WASHINGTON - The Office of Thrift Supervision proposed a rule on Tuesday that would require current-value accounting of troubled and foreclosed assets.
"It is one in a series of steps to conform our rules to commercial banks'," said John Robinson, assistant director for policy at the OTS. The change from a longer-term valuation standard, which allowed thrifts to assume they could sell troubled assets under better market conditions at a future date, "is one we have been debating for some time," Mr. Robinson said.
The OTS "fair value" proposal would result in $1 billion of loan chargeoffs by thrifts in 1993, which would be offset by a $1.5 billion reduction in the amount of capital required to back the assets, Mr. Robinson estimated.
The proposal is significant, said Dennis Jacobe, managing director of the Financial Research Institute, a Washington-based thrift consulting firm. "The general feeling is that the way of valuing troubled assets should be the same among the industries."
The OTS will publish the proposal in today's Federal Register and will accept comments for 60 days. The changes, the agency emphasized, would apply only to foreclosed assets and troubled, collateral-dependent loans.
Under the proposal, the risk-based capital weighting for foreclosed assets and loans more than 90 days past due would be reduced to 100% from 200%.
For collateral-dependent loans, savings and loans would be required to establish "loss" classifications based on the fair value of the underlying collateral, as opposed to the net realizable value.
"Fair value" is defined as the price a property could be sold for in a short time. Net realizable value, the current accounting benchmark for S&Ls, sets the value of a property by assuming it can be held for a longer period by the owner.
The proposal requires direct chargeoffs, rather than specific valuation allowances, for portions of assets that are classified as "loss." The current option of establishing specific valuation allowances for identified losses would be discontinued.
The lower of cost or fair value would also be required for foreclosed assets.
Also on Tuesday, the OTS adopted a rule prohibiting thrifts from selling their own securities and those of affiliates from their offices, and another rule limiting insider loans.
The prohibition against the debenture and equity sales takes effect in 30 days. It is designed to prevent customers from confusing uninsured securities with government-guaranteed certificates of deposit.
There is one exception to the ban on on-premises stock and bond sales: An S&L can sell its own stock or an affiliate's stock in connection with a conversion from mutual to stock form of ownership, and then only with strict safeguards.
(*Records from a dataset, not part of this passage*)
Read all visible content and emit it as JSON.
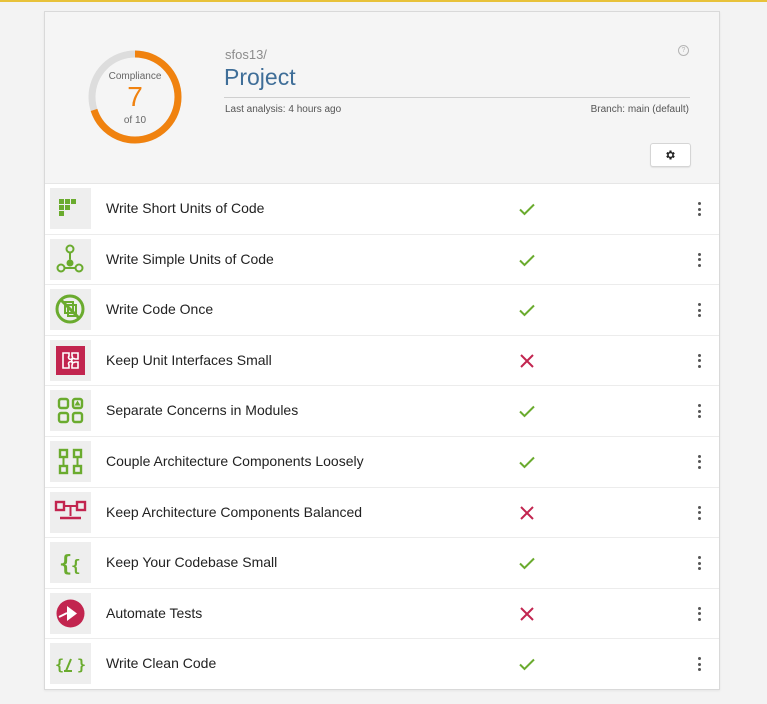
{
  "header": {
    "compliance_label": "Compliance",
    "compliance_value": "7",
    "compliance_of": "of 10",
    "compliance_ratio": 0.7,
    "owner": "sfos13/",
    "project_name": "Project",
    "last_analysis": "Last analysis: 4 hours ago",
    "branch": "Branch: main (default)",
    "help_icon": "?"
  },
  "colors": {
    "gauge_fill": "#f0820f",
    "gauge_track": "#dddddd",
    "pass": "#6aab2e",
    "fail": "#c2254f",
    "title": "#3f6e98"
  },
  "guidelines": [
    {
      "label": "Write Short Units of Code",
      "status": "pass",
      "icon": "short-units-icon"
    },
    {
      "label": "Write Simple Units of Code",
      "status": "pass",
      "icon": "simple-units-icon"
    },
    {
      "label": "Write Code Once",
      "status": "pass",
      "icon": "no-duplication-icon"
    },
    {
      "label": "Keep Unit Interfaces Small",
      "status": "fail",
      "icon": "puzzle-icon"
    },
    {
      "label": "Separate Concerns in Modules",
      "status": "pass",
      "icon": "modules-icon"
    },
    {
      "label": "Couple Architecture Components Loosely",
      "status": "pass",
      "icon": "components-icon"
    },
    {
      "label": "Keep Architecture Components Balanced",
      "status": "fail",
      "icon": "balance-icon"
    },
    {
      "label": "Keep Your Codebase Small",
      "status": "pass",
      "icon": "braces-icon"
    },
    {
      "label": "Automate Tests",
      "status": "fail",
      "icon": "play-icon"
    },
    {
      "label": "Write Clean Code",
      "status": "pass",
      "icon": "clean-code-icon"
    }
  ]
}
The OTS insider-loan regulation applies to executive officers, directors, principal shareholders, and their related interests.
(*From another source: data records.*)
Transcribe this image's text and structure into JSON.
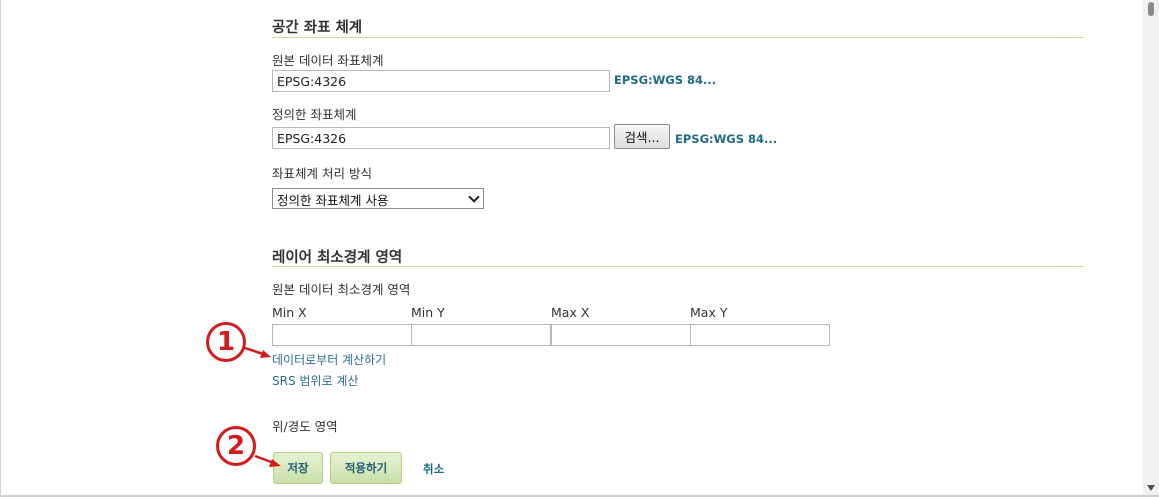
{
  "section_crs": {
    "title": "공간 좌표 체계",
    "native_label": "원본 데이터 좌표체계",
    "native_value": "EPSG:4326",
    "native_link": "EPSG:WGS 84...",
    "declared_label": "정의한 좌표체계",
    "declared_value": "EPSG:4326",
    "search_button": "검색...",
    "declared_link": "EPSG:WGS 84...",
    "handling_label": "좌표체계 처리 방식",
    "handling_selected": "정의한 좌표체계 사용"
  },
  "section_bbox": {
    "title": "레이어 최소경계 영역",
    "native_label": "원본 데이터 최소경계 영역",
    "columns": [
      "Min X",
      "Min Y",
      "Max X",
      "Max Y"
    ],
    "values": [
      "",
      "",
      "",
      ""
    ],
    "compute_from_data": "데이터로부터 계산하기",
    "compute_from_srs": "SRS 범위로 계산",
    "latlon_label": "위/경도 영역"
  },
  "actions": {
    "save": "저장",
    "apply": "적용하기",
    "cancel": "취소"
  },
  "markers": {
    "one": "1",
    "two": "2"
  },
  "colors": {
    "annotation_red": "#d21c1c",
    "link_blue": "#2a6f8a",
    "section_rule": "#c9d8a6",
    "button_green": "#d3e7b6"
  }
}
The rule limits loan amounts to 15% of unimpaired capital and unimpaired surplus for loans that are not fully secured, and an additional 10% of capital and surplus - or 25% - for fully secured loans.
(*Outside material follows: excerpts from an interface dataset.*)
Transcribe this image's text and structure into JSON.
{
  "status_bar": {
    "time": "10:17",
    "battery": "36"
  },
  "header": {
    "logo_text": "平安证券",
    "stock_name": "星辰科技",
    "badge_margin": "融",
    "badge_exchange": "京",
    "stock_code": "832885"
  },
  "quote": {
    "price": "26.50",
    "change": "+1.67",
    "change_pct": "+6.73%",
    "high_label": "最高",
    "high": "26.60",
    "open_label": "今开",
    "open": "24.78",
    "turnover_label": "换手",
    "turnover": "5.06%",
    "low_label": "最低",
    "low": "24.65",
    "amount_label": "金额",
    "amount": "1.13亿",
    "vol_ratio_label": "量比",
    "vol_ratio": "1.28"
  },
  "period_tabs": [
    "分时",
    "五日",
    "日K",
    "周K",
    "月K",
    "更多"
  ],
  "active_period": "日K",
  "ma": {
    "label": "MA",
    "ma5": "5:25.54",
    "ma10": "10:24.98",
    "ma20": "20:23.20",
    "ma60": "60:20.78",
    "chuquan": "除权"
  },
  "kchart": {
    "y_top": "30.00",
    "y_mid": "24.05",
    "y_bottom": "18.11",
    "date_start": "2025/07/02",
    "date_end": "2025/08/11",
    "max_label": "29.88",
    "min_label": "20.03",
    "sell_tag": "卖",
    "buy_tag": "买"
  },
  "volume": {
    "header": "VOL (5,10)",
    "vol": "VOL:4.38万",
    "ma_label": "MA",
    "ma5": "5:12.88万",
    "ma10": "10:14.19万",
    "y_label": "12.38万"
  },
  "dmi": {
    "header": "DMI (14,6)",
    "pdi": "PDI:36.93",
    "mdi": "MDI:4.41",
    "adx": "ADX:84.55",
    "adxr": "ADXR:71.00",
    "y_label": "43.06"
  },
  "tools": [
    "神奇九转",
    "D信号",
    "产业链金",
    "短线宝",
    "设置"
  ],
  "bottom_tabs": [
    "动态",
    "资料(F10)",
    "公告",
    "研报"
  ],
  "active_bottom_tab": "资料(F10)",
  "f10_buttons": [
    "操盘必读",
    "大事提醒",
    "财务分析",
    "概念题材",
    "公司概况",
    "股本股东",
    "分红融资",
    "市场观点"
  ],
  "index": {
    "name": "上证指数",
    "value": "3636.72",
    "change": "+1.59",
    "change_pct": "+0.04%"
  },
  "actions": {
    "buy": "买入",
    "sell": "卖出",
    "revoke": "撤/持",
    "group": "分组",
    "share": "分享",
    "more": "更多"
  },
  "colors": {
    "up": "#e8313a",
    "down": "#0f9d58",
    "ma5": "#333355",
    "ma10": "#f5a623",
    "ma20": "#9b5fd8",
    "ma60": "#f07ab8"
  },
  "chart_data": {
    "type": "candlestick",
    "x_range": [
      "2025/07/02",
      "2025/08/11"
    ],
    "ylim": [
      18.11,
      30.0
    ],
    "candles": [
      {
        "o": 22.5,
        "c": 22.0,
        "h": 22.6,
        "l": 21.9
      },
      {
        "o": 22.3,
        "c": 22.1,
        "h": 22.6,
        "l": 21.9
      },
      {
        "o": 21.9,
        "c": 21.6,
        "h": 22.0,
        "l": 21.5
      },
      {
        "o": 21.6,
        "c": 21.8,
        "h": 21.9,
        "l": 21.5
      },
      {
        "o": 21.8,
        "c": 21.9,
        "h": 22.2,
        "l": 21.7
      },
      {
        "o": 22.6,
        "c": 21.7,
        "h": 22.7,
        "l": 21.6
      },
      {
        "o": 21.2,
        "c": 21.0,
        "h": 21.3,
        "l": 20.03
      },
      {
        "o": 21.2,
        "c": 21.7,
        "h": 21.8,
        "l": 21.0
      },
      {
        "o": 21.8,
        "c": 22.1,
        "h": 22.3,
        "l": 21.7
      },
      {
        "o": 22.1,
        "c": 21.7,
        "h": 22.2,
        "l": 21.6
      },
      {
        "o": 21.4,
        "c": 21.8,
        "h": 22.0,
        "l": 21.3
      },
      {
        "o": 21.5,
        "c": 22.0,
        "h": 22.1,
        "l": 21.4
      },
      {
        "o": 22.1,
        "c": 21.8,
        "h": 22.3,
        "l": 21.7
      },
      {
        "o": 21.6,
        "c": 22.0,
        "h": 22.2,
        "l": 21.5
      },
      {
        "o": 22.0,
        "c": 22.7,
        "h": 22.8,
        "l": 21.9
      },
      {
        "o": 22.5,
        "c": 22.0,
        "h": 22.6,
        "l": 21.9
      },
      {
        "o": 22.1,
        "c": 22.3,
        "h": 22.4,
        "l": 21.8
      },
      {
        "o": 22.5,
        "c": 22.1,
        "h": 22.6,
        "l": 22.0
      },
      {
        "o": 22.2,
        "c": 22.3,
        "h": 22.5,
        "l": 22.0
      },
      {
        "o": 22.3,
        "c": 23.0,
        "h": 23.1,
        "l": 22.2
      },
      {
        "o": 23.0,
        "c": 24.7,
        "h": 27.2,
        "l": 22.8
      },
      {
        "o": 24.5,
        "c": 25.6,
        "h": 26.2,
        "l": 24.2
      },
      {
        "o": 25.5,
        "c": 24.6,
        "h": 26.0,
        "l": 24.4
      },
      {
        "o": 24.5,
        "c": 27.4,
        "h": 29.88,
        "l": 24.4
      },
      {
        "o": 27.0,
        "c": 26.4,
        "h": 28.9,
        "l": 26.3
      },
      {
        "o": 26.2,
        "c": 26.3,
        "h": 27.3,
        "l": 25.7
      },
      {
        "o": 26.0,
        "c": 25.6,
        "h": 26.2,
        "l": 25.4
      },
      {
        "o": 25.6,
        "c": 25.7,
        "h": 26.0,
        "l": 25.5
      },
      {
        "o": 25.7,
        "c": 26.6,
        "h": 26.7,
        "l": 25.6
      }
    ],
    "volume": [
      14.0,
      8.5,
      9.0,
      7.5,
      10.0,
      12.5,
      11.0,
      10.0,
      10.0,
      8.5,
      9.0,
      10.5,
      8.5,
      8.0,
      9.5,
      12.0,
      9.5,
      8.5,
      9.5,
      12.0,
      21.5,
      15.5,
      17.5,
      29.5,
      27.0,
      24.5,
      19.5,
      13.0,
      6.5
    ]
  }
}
All loans to insiders and related interests cannot exceed 100% of unimpaired capital and surplus, but for institutions with less than $100 million in deposits, that limit rises to 200%.